Dungeon Keeper 2 (1999)
This final game is not a first or third person shooting game, it is a building game. I could have listed 'Caesar III' (1999) or 'Medieval Lords' (2004) or even the 'Immortal Cities: Children of the Nile' (2004) which has great involvement and graphics (why are there never any good Renaissance city building games? Ancient Rome and then Egypt with the odd medieval village seem to dominate), but I have never really engaged with them, 'Dungeon Keeper 2' was different. Looking over these games I think I enjoy being able to play the 'alternative', to some degree break rules that I could not break in real life. This is what attracts me to certain games over others. 'Dungeon Keeper 2' allowed this. You get to play the evil dungeon master and to construct a lair with traps and devices and populate with trolls and others monsters, sorcerors and even sexy dominatrices and then wait for the good knights to charge in and get wiped out. Stage by stage you take over the kingdom by expanding into the good guys' areas and attracting them into yours for elimination. Not only do you get the funding of constructing a dungeon in detail, a part I enjoyed when playing the paper-based 'Dungeons and Dragons' role-playing game in the 1980s, you get to be the bad guy, encouraged along by a sinisterly voiced advisor, excellently performed by actor Richard Ridings (born 1958). One great function is that you can possess any of the monsters or your minions in the dungeon and get to see everything from their perspective which to me seemed wonderful that you can move from working on the 3D overhead view to seeing it on the ground, also useful if you wanted to carry out specific missions using one of your monsters.

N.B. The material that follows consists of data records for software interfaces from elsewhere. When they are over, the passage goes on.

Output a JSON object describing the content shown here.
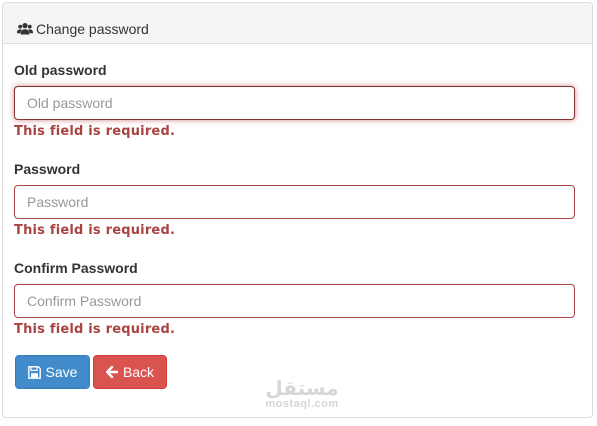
{
  "panel": {
    "title": "Change password",
    "title_icon": "users-icon"
  },
  "fields": [
    {
      "label": "Old password",
      "placeholder": "Old password",
      "value": "",
      "error": "This field is required.",
      "focused": true
    },
    {
      "label": "Password",
      "placeholder": "Password",
      "value": "",
      "error": "This field is required.",
      "focused": false
    },
    {
      "label": "Confirm Password",
      "placeholder": "Confirm Password",
      "value": "",
      "error": "This field is required.",
      "focused": false
    }
  ],
  "buttons": {
    "save_label": "Save",
    "save_icon": "floppy-disk-icon",
    "back_label": "Back",
    "back_icon": "arrow-left-icon"
  },
  "colors": {
    "error": "#a94442",
    "primary": "#428bca",
    "danger": "#d9534f",
    "heading_bg": "#f5f5f5"
  },
  "watermark": {
    "arabic": "مستقل",
    "latin": "mostaql.com"
  }
}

Anyway, this is my list of favourite computer games which have not only kept me entertained over the years, but I now realised have in fact provoked thought. I do hope there is room out there for games that are willing to take a risk to be different. Games are now part of our broader culture and if, like too many movies, they simply fall back on the tried and tested and parade things we have seen many times before in front of us, then our broader culture is going to be less rich and for me and, no doubt thousands of others, that little bit less fun.